Check every line of the entries for the string "screenshot" and return the ones that contain it.

· · · · · · ·

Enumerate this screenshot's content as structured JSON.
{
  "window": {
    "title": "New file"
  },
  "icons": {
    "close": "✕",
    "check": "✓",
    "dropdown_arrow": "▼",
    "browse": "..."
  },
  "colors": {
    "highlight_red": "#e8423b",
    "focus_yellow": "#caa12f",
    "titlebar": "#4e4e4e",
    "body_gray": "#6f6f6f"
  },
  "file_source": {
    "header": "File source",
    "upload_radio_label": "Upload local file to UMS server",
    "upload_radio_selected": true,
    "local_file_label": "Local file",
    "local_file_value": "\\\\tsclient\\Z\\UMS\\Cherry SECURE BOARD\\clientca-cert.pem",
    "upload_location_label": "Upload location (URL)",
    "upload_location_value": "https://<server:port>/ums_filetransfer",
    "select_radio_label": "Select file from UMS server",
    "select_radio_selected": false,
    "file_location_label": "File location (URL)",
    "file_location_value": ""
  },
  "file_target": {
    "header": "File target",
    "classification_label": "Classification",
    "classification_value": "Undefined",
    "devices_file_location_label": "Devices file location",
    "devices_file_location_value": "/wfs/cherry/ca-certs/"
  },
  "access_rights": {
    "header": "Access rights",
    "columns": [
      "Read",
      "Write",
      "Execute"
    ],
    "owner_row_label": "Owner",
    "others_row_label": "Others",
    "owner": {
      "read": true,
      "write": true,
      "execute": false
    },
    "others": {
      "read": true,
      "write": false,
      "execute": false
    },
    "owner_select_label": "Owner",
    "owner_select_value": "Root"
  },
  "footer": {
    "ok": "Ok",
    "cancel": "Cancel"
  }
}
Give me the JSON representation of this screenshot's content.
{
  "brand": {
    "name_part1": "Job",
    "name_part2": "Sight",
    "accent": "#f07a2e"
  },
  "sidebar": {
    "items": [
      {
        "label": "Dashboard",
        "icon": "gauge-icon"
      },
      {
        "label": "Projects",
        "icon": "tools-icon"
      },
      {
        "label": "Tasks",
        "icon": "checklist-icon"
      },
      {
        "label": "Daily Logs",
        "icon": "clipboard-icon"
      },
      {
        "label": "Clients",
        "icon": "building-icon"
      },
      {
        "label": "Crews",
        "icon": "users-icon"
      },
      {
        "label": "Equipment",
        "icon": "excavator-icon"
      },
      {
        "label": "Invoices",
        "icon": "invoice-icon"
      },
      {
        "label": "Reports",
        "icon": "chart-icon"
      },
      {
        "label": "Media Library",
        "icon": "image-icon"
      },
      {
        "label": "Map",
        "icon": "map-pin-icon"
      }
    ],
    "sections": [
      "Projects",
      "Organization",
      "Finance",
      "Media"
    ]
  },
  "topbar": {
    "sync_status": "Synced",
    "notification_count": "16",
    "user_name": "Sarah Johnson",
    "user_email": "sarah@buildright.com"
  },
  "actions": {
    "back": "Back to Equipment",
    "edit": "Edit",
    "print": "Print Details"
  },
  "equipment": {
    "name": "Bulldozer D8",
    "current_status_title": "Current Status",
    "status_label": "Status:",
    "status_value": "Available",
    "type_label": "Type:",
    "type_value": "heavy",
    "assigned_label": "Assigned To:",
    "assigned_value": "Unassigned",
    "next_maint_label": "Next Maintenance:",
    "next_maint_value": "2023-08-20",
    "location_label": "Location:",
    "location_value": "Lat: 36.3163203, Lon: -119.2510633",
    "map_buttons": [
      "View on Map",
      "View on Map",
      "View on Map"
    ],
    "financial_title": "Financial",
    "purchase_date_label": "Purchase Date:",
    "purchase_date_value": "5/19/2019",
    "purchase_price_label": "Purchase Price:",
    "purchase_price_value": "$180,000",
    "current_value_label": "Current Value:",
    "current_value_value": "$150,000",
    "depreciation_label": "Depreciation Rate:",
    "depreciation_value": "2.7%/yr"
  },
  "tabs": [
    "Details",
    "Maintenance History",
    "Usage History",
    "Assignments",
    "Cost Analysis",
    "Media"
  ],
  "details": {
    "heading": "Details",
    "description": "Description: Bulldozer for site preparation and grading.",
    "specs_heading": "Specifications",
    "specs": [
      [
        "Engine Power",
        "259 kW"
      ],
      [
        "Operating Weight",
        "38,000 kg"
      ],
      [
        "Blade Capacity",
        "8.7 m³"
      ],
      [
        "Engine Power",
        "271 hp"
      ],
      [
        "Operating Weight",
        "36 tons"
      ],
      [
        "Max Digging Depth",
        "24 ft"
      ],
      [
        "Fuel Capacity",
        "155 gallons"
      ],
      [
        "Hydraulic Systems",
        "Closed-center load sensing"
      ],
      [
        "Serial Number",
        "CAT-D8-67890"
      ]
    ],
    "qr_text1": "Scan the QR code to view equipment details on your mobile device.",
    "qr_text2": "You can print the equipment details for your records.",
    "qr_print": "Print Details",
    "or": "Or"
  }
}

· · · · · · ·

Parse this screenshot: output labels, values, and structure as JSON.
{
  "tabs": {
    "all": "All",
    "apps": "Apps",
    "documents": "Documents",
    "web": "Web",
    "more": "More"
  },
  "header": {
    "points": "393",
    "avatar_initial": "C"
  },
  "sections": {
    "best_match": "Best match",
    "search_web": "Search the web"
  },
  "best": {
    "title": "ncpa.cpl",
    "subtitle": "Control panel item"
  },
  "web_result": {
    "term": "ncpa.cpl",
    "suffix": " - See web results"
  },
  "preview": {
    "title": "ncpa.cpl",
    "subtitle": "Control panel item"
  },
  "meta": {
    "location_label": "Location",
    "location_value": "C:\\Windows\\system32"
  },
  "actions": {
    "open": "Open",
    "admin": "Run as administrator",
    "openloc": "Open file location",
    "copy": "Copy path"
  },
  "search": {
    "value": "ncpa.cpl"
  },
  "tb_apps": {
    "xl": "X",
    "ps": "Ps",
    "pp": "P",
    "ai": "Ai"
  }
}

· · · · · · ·

FINAL ANSWER =>
Enumerate this screenshot's content as structured JSON.
Give me the JSON representation of this screenshot's content.
Parse this screenshot: output labels, values, and structure as JSON.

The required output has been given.